START Supplied data
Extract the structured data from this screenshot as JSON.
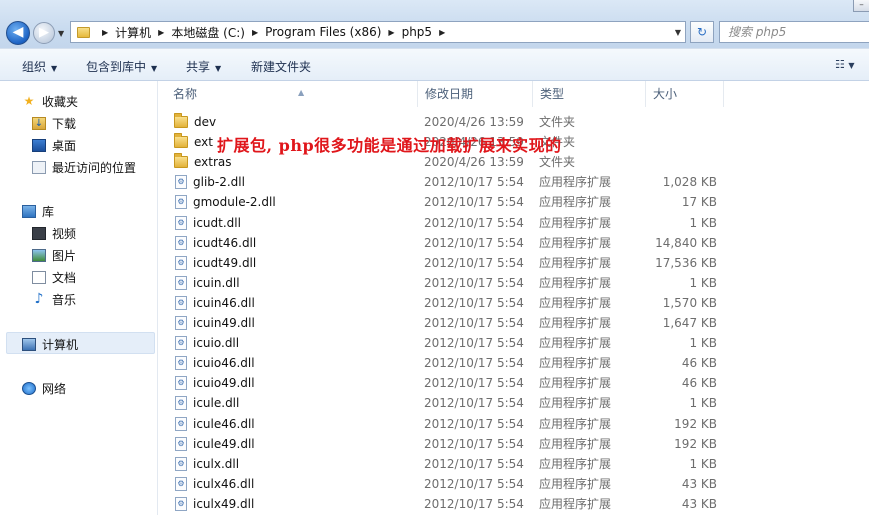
{
  "window": {
    "minimize_glyph": "–"
  },
  "addressbar": {
    "back_icon": "arrow-left-icon",
    "forward_icon": "arrow-right-icon",
    "breadcrumbs": [
      "计算机",
      "本地磁盘 (C:)",
      "Program Files (x86)",
      "php5"
    ],
    "refresh_glyph": "↻",
    "search_placeholder": "搜索 php5"
  },
  "toolbar": {
    "organize": "组织",
    "include_in_library": "包含到库中",
    "share": "共享",
    "new_folder": "新建文件夹",
    "view_glyph": "☷"
  },
  "navpane": {
    "favorites": "收藏夹",
    "downloads": "下载",
    "desktop": "桌面",
    "recent": "最近访问的位置",
    "libraries": "库",
    "videos": "视频",
    "pictures": "图片",
    "documents": "文档",
    "music": "音乐",
    "computer": "计算机",
    "network": "网络"
  },
  "columns": {
    "name": "名称",
    "date": "修改日期",
    "type": "类型",
    "size": "大小"
  },
  "files": [
    {
      "name": "dev",
      "date": "2020/4/26 13:59",
      "type": "文件夹",
      "size": "",
      "icon": "folder-icon"
    },
    {
      "name": "ext",
      "date": "2020/4/26 13:59",
      "type": "文件夹",
      "size": "",
      "icon": "folder-icon"
    },
    {
      "name": "extras",
      "date": "2020/4/26 13:59",
      "type": "文件夹",
      "size": "",
      "icon": "folder-icon"
    },
    {
      "name": "glib-2.dll",
      "date": "2012/10/17 5:54",
      "type": "应用程序扩展",
      "size": "1,028 KB",
      "icon": "dll-icon"
    },
    {
      "name": "gmodule-2.dll",
      "date": "2012/10/17 5:54",
      "type": "应用程序扩展",
      "size": "17 KB",
      "icon": "dll-icon"
    },
    {
      "name": "icudt.dll",
      "date": "2012/10/17 5:54",
      "type": "应用程序扩展",
      "size": "1 KB",
      "icon": "dll-icon"
    },
    {
      "name": "icudt46.dll",
      "date": "2012/10/17 5:54",
      "type": "应用程序扩展",
      "size": "14,840 KB",
      "icon": "dll-icon"
    },
    {
      "name": "icudt49.dll",
      "date": "2012/10/17 5:54",
      "type": "应用程序扩展",
      "size": "17,536 KB",
      "icon": "dll-icon"
    },
    {
      "name": "icuin.dll",
      "date": "2012/10/17 5:54",
      "type": "应用程序扩展",
      "size": "1 KB",
      "icon": "dll-icon"
    },
    {
      "name": "icuin46.dll",
      "date": "2012/10/17 5:54",
      "type": "应用程序扩展",
      "size": "1,570 KB",
      "icon": "dll-icon"
    },
    {
      "name": "icuin49.dll",
      "date": "2012/10/17 5:54",
      "type": "应用程序扩展",
      "size": "1,647 KB",
      "icon": "dll-icon"
    },
    {
      "name": "icuio.dll",
      "date": "2012/10/17 5:54",
      "type": "应用程序扩展",
      "size": "1 KB",
      "icon": "dll-icon"
    },
    {
      "name": "icuio46.dll",
      "date": "2012/10/17 5:54",
      "type": "应用程序扩展",
      "size": "46 KB",
      "icon": "dll-icon"
    },
    {
      "name": "icuio49.dll",
      "date": "2012/10/17 5:54",
      "type": "应用程序扩展",
      "size": "46 KB",
      "icon": "dll-icon"
    },
    {
      "name": "icule.dll",
      "date": "2012/10/17 5:54",
      "type": "应用程序扩展",
      "size": "1 KB",
      "icon": "dll-icon"
    },
    {
      "name": "icule46.dll",
      "date": "2012/10/17 5:54",
      "type": "应用程序扩展",
      "size": "192 KB",
      "icon": "dll-icon"
    },
    {
      "name": "icule49.dll",
      "date": "2012/10/17 5:54",
      "type": "应用程序扩展",
      "size": "192 KB",
      "icon": "dll-icon"
    },
    {
      "name": "iculx.dll",
      "date": "2012/10/17 5:54",
      "type": "应用程序扩展",
      "size": "1 KB",
      "icon": "dll-icon"
    },
    {
      "name": "iculx46.dll",
      "date": "2012/10/17 5:54",
      "type": "应用程序扩展",
      "size": "43 KB",
      "icon": "dll-icon"
    },
    {
      "name": "iculx49.dll",
      "date": "2012/10/17 5:54",
      "type": "应用程序扩展",
      "size": "43 KB",
      "icon": "dll-icon"
    }
  ],
  "annotation": "扩展包, php很多功能是通过加载扩展来实现的"
}
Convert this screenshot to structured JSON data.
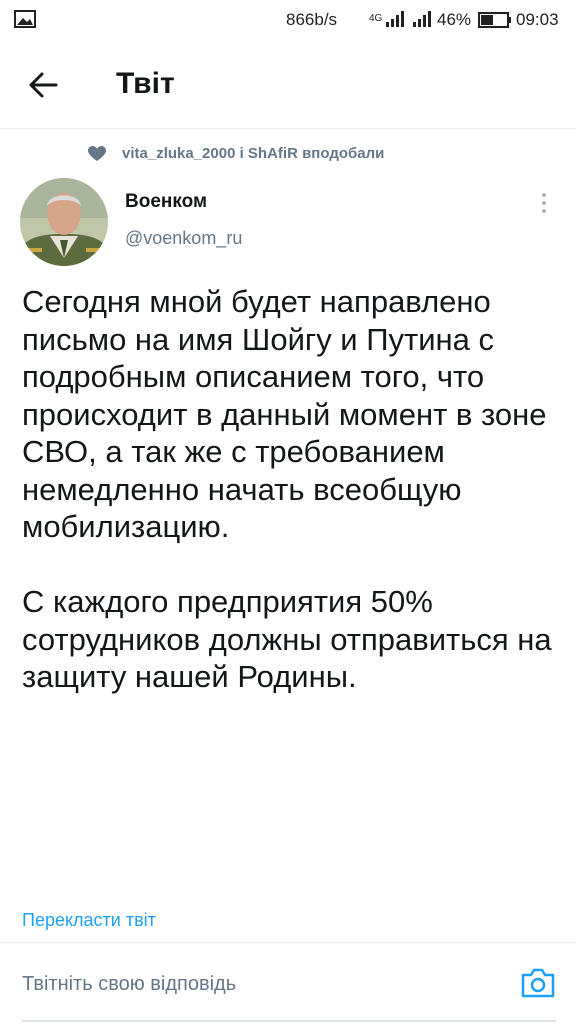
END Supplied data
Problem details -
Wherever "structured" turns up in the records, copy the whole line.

The answer -
Extract the structured data from this screenshot as JSON.
Convert this screenshot to structured JSON data.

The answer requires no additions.